Jakarta is the capital city of the Republic of Indonesia, a country
composed of more than 13,000 islands with a population of over
180 million. Comprising more than 300 ethnic groups speaking 200
different languages, the Indonesia population exhibits marked
diversity in its linguistic, culture, and religious traditions.
As the Capital City, Jakarta is a melting pot of representatives
from each of these ethnic groups. Jakarta is a special territory
enjoying the status of a province, consisting of Greater Jakarta,
covering of 637.44 square km area. Located on the northern coast
of West Java, it is the center of government, commerce and industry
and has an extensive communications network with the rest of the
country and the outside world. Strategically positioned in the
archipelago, the city is also the principal gateway to the rest
of Indonesia. From the Capital City, sophisticated land, air,
and sea transport is available to the rest of the country and
Jakarta is one of Indonesia's designated tourist areas. It is
a gateway to other tourist destinations in Indonesia and is equipped
with all the means of modern transportation by air, sea, rail,
or by land. It has the largest and most modern airport in the
country, the most important harbor in Indonesia and is well connected
by rail of good roads to other destinations in Java, Sumatra,
and Bali. As Indonesia's main gateway, Soekarno-Hatta International

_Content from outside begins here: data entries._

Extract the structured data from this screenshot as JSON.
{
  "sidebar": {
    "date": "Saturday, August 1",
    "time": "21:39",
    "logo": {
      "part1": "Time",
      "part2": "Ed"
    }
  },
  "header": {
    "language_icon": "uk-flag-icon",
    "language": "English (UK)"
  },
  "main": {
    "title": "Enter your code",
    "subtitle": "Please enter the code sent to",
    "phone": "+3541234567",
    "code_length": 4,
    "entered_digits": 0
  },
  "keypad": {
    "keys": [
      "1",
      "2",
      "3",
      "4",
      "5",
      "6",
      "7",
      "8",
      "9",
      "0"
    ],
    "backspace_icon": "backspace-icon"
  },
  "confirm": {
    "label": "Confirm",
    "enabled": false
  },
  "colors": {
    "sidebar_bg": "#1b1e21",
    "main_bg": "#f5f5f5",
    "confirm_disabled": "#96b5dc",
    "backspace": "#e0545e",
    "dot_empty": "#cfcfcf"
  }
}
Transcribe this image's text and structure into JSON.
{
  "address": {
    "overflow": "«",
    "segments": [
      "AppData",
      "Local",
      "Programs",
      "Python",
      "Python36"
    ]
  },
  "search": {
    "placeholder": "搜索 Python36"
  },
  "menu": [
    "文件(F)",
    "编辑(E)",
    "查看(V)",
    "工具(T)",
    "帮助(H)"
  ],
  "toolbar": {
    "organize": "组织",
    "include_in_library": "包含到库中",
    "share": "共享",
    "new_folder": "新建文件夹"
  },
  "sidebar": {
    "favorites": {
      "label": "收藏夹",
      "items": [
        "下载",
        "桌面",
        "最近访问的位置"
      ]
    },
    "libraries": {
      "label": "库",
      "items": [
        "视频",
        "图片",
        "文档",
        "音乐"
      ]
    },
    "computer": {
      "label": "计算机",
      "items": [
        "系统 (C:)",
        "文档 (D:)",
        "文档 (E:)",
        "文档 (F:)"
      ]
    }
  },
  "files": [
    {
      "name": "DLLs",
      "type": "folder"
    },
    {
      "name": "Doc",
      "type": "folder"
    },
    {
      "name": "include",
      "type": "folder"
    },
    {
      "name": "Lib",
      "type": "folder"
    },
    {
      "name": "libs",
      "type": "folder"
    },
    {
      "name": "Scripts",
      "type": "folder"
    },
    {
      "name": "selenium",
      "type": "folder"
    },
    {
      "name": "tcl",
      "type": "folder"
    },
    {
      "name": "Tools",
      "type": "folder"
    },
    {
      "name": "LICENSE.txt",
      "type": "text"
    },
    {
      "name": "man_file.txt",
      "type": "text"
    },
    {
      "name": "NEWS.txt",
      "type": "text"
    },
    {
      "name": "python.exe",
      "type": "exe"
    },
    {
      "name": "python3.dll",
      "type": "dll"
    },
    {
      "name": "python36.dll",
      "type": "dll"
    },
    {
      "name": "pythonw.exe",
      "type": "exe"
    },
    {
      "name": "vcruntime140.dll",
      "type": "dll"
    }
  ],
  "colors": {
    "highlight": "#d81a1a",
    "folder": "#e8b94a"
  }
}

Airport serves a growing number of international airlines and
domestic flights. Jakarta is a city of contrasts; the traditional
and the modern, the rich and the poor, the sacral and the worldly,
often stand side by side in this bustling metropolis. Even its
population gathered from all those diverse ethnic and cultural
groups, which compose Indonesia, are constantly juxtaposed present
reminder of the national motto; Unity in Diversity.
Finding its origin in the small early 16th century harbor town
of Sunda Kelapa, Jakarta's founding is thought to have taken place
on June 22, 1527, when it was re-named Jayakarta, meaning Glorious
Victory by the conquering Prince Fatahillah from neighboring Cirebon.
The Dutch East Indies Company, which captured the town and destroyed
it in 1619, changed its name into Batavia and made it the center
for the expansion of their power in the East Indies. Shortly after
the outbreak of World War II, Batavia fell into the hands of the
invading Japanese forces that changed the name of the city into
'Jakarta' as a gesture aimed at winning the sympathy of the Indonesians.
The name was retained after Indonesia achieved national independence
after the war's end.
The ethnic of Jakarta called "Orang Betawi" speaks
Betawi Malay, spoken as well in the surrounding towns such as
Bekasi and Tangerang. Their language, Betawi Malay, has two variations:
conventional Betawi Malay, spoken by elder people and bred in
Jakarta, and modern Jakarta Malay, a slang form spoken by the
younger generation and migrants.
Jakarta's architecture reflects to a large extent the influx
of outside influences, which came and has remained in this vital
seaport city. Taman Fatahillah Restoration Project, begun in the
early 1970s has restored one of the oldest sections of Jakarta
also known as Old Batavia to approximately its original state.
The Old Portuguese Church and warehouse have been rehabilitated
into living museums. The old Supreme Court building is now a museum
of fine arts, which also houses part of the excellent Chinese
porcelain collection of former Vice President Adam Malik. The
old Town Hall has become the Jakarta Museum, displaying such rare
items as Indonesia's old historical documents and Dutch period
furniture. Its tower clock was once returned to England to be
repaired under its lifetime guarantee, which up to now has already
lasted hundreds of years.